Earth's Gravity if the Earth rotated the opposite direction

  1. Sep 29, 2011 #1
    I think this is an interesting question and it happens to be a problem I have to solve. If the Earth rotated about its axis at the same rate it does right now how would that affect the gravity at the equator and the north pole?

    I personally do not think it will change it because I believe that the gravity it is function of lattitude size and the rate of rotation.
  2. jcsd
  3. Sep 29, 2011 #2


    User Avatar
    Science Advisor

    Your question is confusing. If the axis stays the same, gravity is unaffected. The difference between the equator and the pole is a result of the equatorial bulge, resulting from rotation.
  4. Sep 29, 2011 #3


    User Avatar
    Science Advisor

    The gravitational force depends only upon the mass of the earth (and the object being attracted) and has nothing to do with the rotation of the earth.
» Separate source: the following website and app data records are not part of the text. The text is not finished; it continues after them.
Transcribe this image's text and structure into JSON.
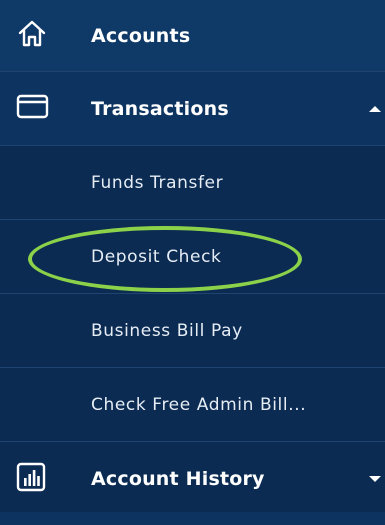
{
  "nav": {
    "accounts": {
      "label": "Accounts",
      "icon": "home-icon"
    },
    "transactions": {
      "label": "Transactions",
      "icon": "card-icon",
      "expanded": true,
      "items": [
        {
          "label": "Funds Transfer"
        },
        {
          "label": "Deposit Check",
          "highlighted": true
        },
        {
          "label": "Business Bill Pay"
        },
        {
          "label": "Check Free Admin Bill..."
        }
      ]
    },
    "account_history": {
      "label": "Account History",
      "icon": "bar-chart-icon",
      "expanded": false
    }
  },
  "colors": {
    "background": "#0b2b52",
    "header_background": "#0f3a68",
    "highlight_ring": "#8bd24a"
  }
}
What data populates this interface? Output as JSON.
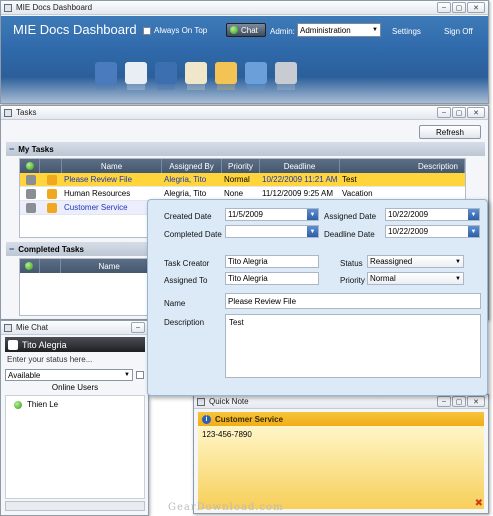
{
  "dashboard": {
    "window_title": "MIE Docs Dashboard",
    "title": "MIE Docs Dashboard",
    "always_on_top": "Always On Top",
    "chat_button": "Chat",
    "admin_label": "Admin:",
    "admin_value": "Administration",
    "settings": "Settings",
    "sign_off": "Sign Off",
    "icons": [
      {
        "name": "monitor-icon",
        "color": "#4a7bbf"
      },
      {
        "name": "document-icon",
        "color": "#e9eef5"
      },
      {
        "name": "network-icon",
        "color": "#3c6fb0"
      },
      {
        "name": "pencil-icon",
        "color": "#f0e6c9"
      },
      {
        "name": "folder-arrow-icon",
        "color": "#f3c355"
      },
      {
        "name": "computer-icon",
        "color": "#6aa0da"
      },
      {
        "name": "calculator-icon",
        "color": "#c8ccd2"
      }
    ]
  },
  "tasks": {
    "window_title": "Tasks",
    "refresh": "Refresh",
    "my_tasks": "My Tasks",
    "completed_tasks": "Completed Tasks",
    "columns": [
      "Name",
      "Assigned By",
      "Priority",
      "Deadline",
      "Description"
    ],
    "completed_columns": [
      "Name"
    ],
    "rows": [
      {
        "name": "Please Review File",
        "assigned_by": "Alegria, Tito",
        "priority": "Normal",
        "deadline": "10/22/2009 11:21 AM",
        "description": "Test"
      },
      {
        "name": "Human Resources",
        "assigned_by": "Alegria, Tito",
        "priority": "None",
        "deadline": "11/12/2009 9:25 AM",
        "description": "Vacation"
      },
      {
        "name": "Customer Service",
        "assigned_by": "",
        "priority": "",
        "deadline": "",
        "description": ""
      }
    ]
  },
  "detail": {
    "created_date_label": "Created Date",
    "created_date": "11/5/2009",
    "assigned_date_label": "Assigned Date",
    "assigned_date": "10/22/2009",
    "completed_date_label": "Completed Date",
    "completed_date": "",
    "deadline_date_label": "Deadline Date",
    "deadline_date": "10/22/2009",
    "task_creator_label": "Task Creator",
    "task_creator": "Tito Alegria",
    "status_label": "Status",
    "status": "Reassigned",
    "assigned_to_label": "Assigned To",
    "assigned_to": "Tito Alegria",
    "priority_label": "Priority",
    "priority": "Normal",
    "name_label": "Name",
    "name": "Please Review File",
    "description_label": "Description",
    "description": "Test"
  },
  "chat": {
    "window_title": "Mie Chat",
    "user": "Tito Alegria",
    "status_placeholder": "Enter your status here...",
    "availability": "Available",
    "online_users_label": "Online Users",
    "online_users": [
      "Thien Le"
    ]
  },
  "note": {
    "window_title": "Quick Note",
    "header": "Customer Service",
    "body": "123-456-7890"
  },
  "watermark": "GearDownload.com"
}
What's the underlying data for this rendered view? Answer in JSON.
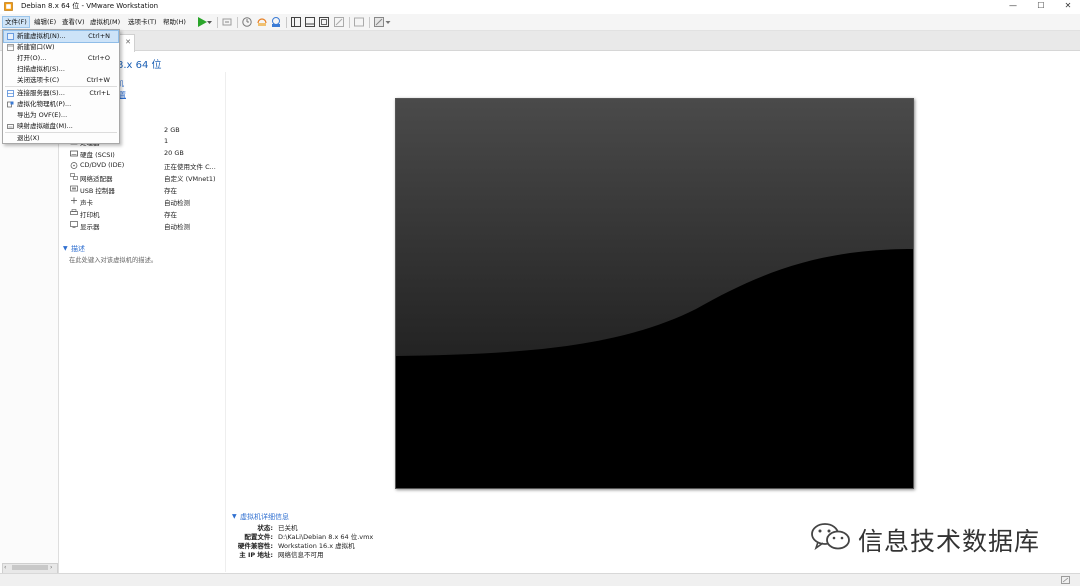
{
  "window": {
    "title": "Debian 8.x 64 位 - VMware Workstation",
    "minimize": "—",
    "maximize": "☐",
    "close": "✕"
  },
  "menubar": {
    "items": [
      {
        "label": "文件(F)"
      },
      {
        "label": "编辑(E)"
      },
      {
        "label": "查看(V)"
      },
      {
        "label": "虚拟机(M)"
      },
      {
        "label": "选项卡(T)"
      },
      {
        "label": "帮助(H)"
      }
    ]
  },
  "toolbar": {
    "icons": [
      "power-on-icon",
      "dropdown-arrow-icon",
      "send-ctrl-alt-del-icon",
      "snapshot-icon",
      "revert-snapshot-icon",
      "snapshot-manager-icon",
      "library-view-icon",
      "thumbnail-view-icon",
      "fullscreen-icon",
      "unity-icon",
      "console-view-icon",
      "stretch-view-icon"
    ]
  },
  "file_menu": {
    "items": [
      {
        "label": "新建虚拟机(N)...",
        "shortcut": "Ctrl+N",
        "highlighted": true
      },
      {
        "label": "新建窗口(W)",
        "shortcut": ""
      },
      {
        "label": "打开(O)...",
        "shortcut": "Ctrl+O"
      },
      {
        "label": "扫描虚拟机(S)...",
        "shortcut": ""
      },
      {
        "label": "关闭选项卡(C)",
        "shortcut": "Ctrl+W"
      },
      {
        "label": "连接服务器(S)...",
        "shortcut": "Ctrl+L"
      },
      {
        "label": "虚拟化物理机(P)...",
        "shortcut": ""
      },
      {
        "label": "导出为 OVF(E)...",
        "shortcut": ""
      },
      {
        "label": "映射虚拟磁盘(M)...",
        "shortcut": ""
      },
      {
        "label": "退出(X)",
        "shortcut": ""
      }
    ]
  },
  "vm": {
    "title_fragment": "8.x 64 位",
    "link_fragment_1": "机",
    "link_fragment_2": "置"
  },
  "devices": [
    {
      "name": "",
      "value": "2 GB",
      "icon": "memory-icon"
    },
    {
      "name": "处理器",
      "value": "1",
      "icon": "processor-icon"
    },
    {
      "name": "硬盘 (SCSI)",
      "value": "20 GB",
      "icon": "hard-disk-icon"
    },
    {
      "name": "CD/DVD (IDE)",
      "value": "正在使用文件 C...",
      "icon": "cd-dvd-icon"
    },
    {
      "name": "网络适配器",
      "value": "自定义 (VMnet1)",
      "icon": "network-adapter-icon"
    },
    {
      "name": "USB 控制器",
      "value": "存在",
      "icon": "usb-controller-icon"
    },
    {
      "name": "声卡",
      "value": "自动检测",
      "icon": "sound-card-icon"
    },
    {
      "name": "打印机",
      "value": "存在",
      "icon": "printer-icon"
    },
    {
      "name": "显示器",
      "value": "自动检测",
      "icon": "display-icon"
    }
  ],
  "description": {
    "header": "描述",
    "placeholder": "在此处键入对该虚拟机的描述。"
  },
  "details": {
    "header": "虚拟机详细信息",
    "rows": [
      {
        "label": "状态:",
        "value": "已关机"
      },
      {
        "label": "配置文件:",
        "value": "D:\\KaLi\\Debian 8.x 64 位.vmx"
      },
      {
        "label": "硬件兼容性:",
        "value": "Workstation 16.x 虚拟机"
      },
      {
        "label": "主 IP 地址:",
        "value": "网络信息不可用"
      }
    ]
  },
  "watermark": {
    "text": "信息技术数据库"
  },
  "colors": {
    "accent": "#1a5fb4",
    "menu_highlight": "#cde3f8",
    "play_green": "#2aa52a"
  }
}
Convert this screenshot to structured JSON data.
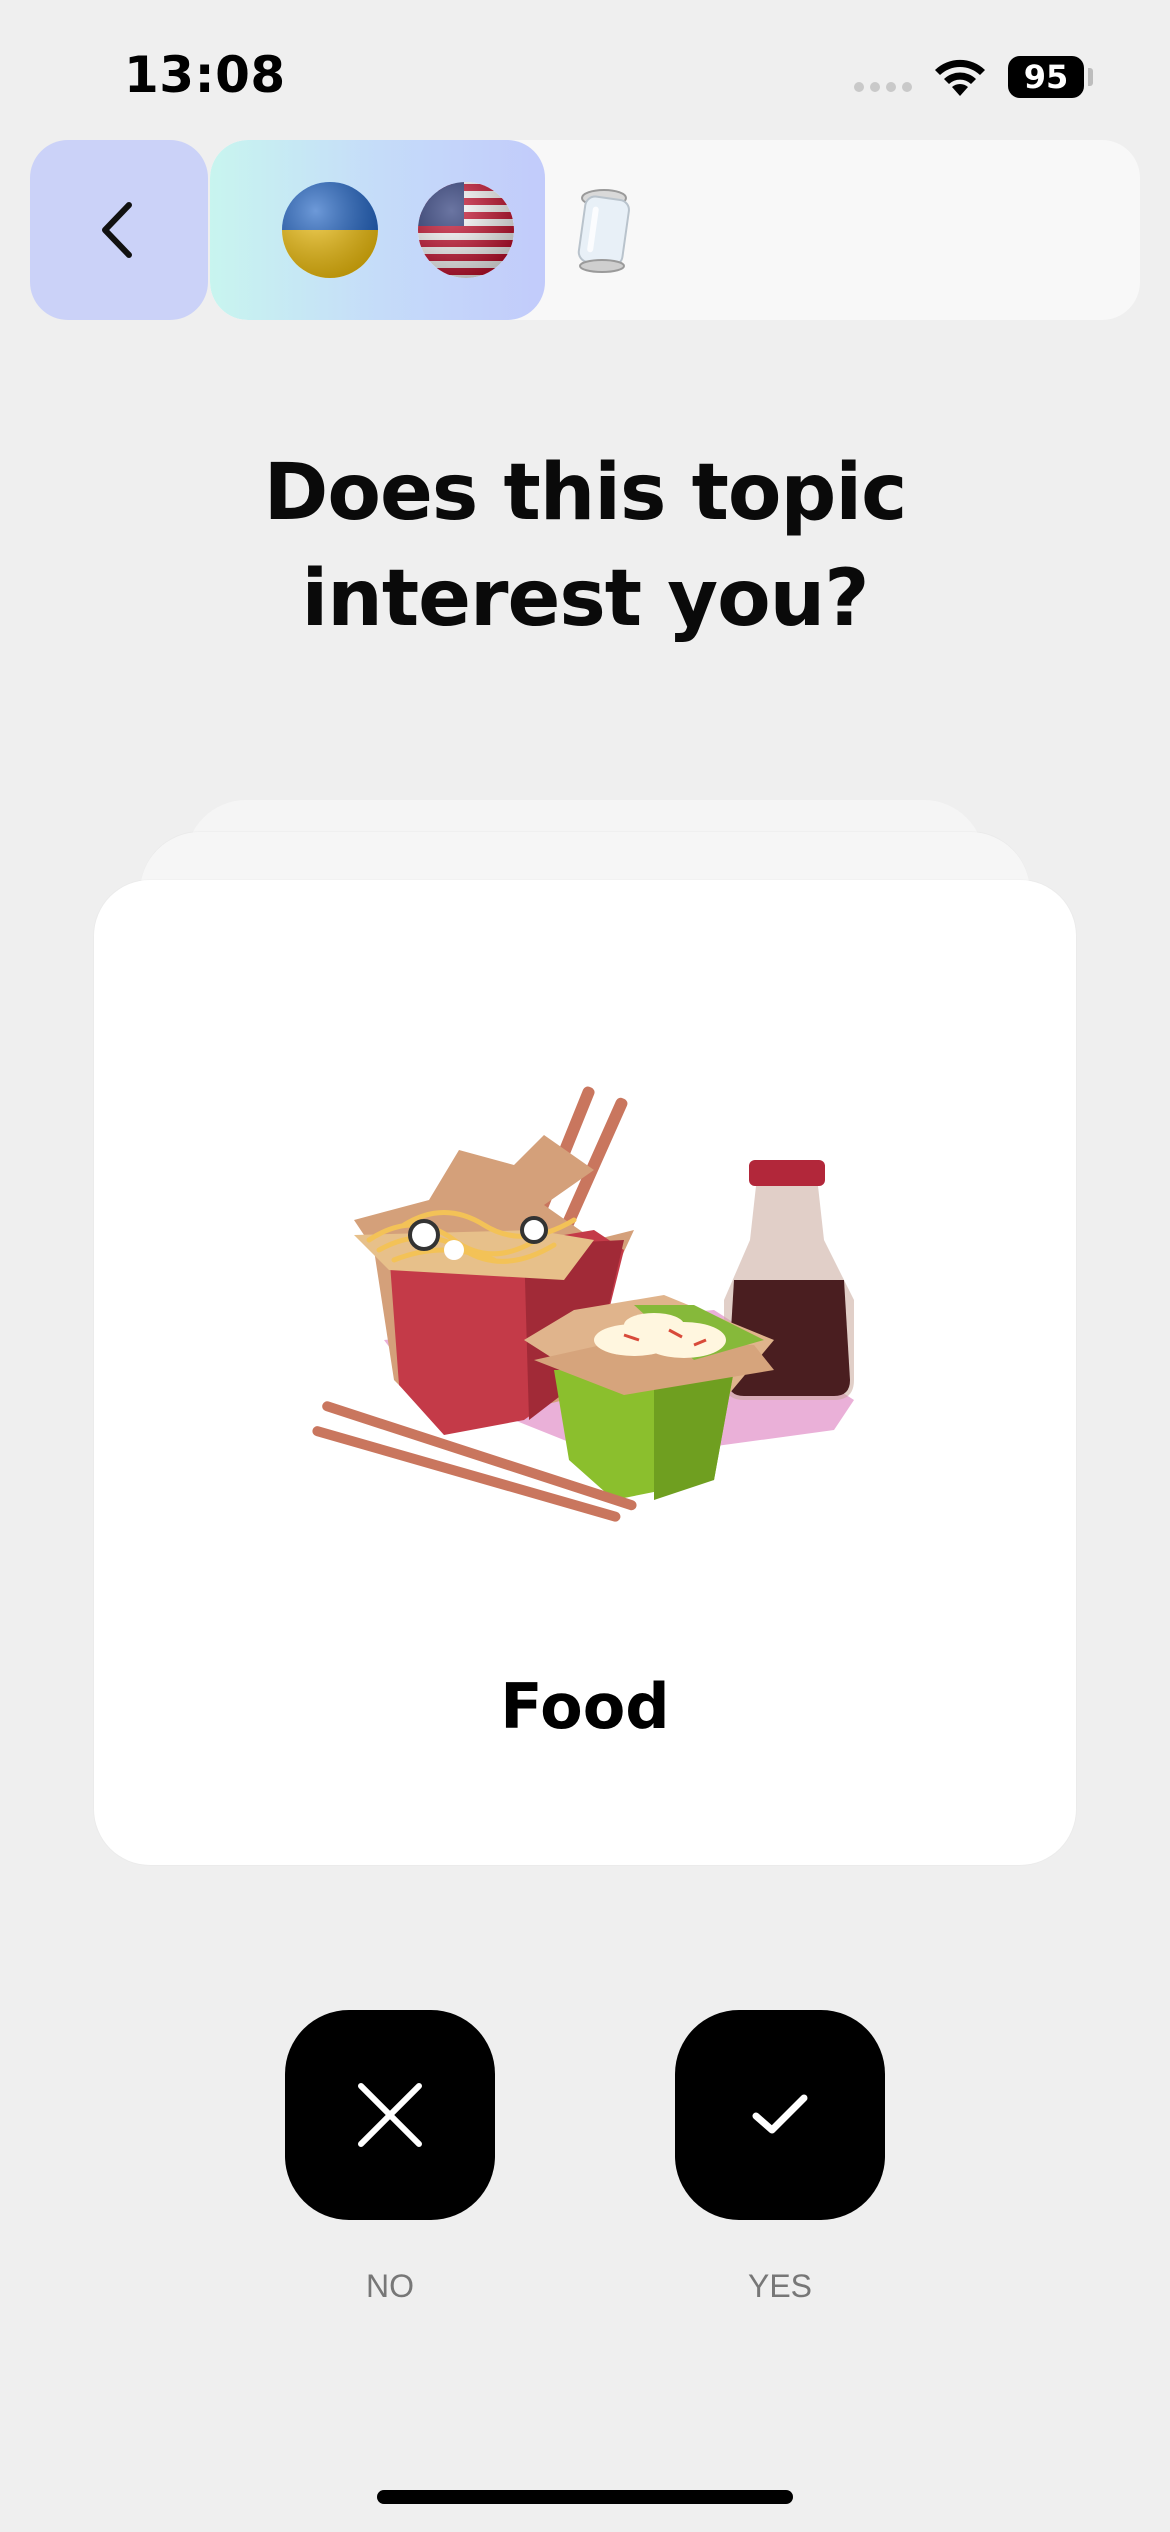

The "net force" on an object, the gravitational force minus the "centrifugal force" depends upon the magnitude of the rotation of the earth, but not the direction.
  5. Sep 29, 2011 #4
    So your saying that it doesn't matter what direction the Earth rotates? The magnitude will be the same.
  6. Sep 29, 2011 #5
    Yes, If you need convincing the classical equation for gravity makes no mention of rotation.
Share this great discussion with others via Reddit, Google+, Twitter, or Facebook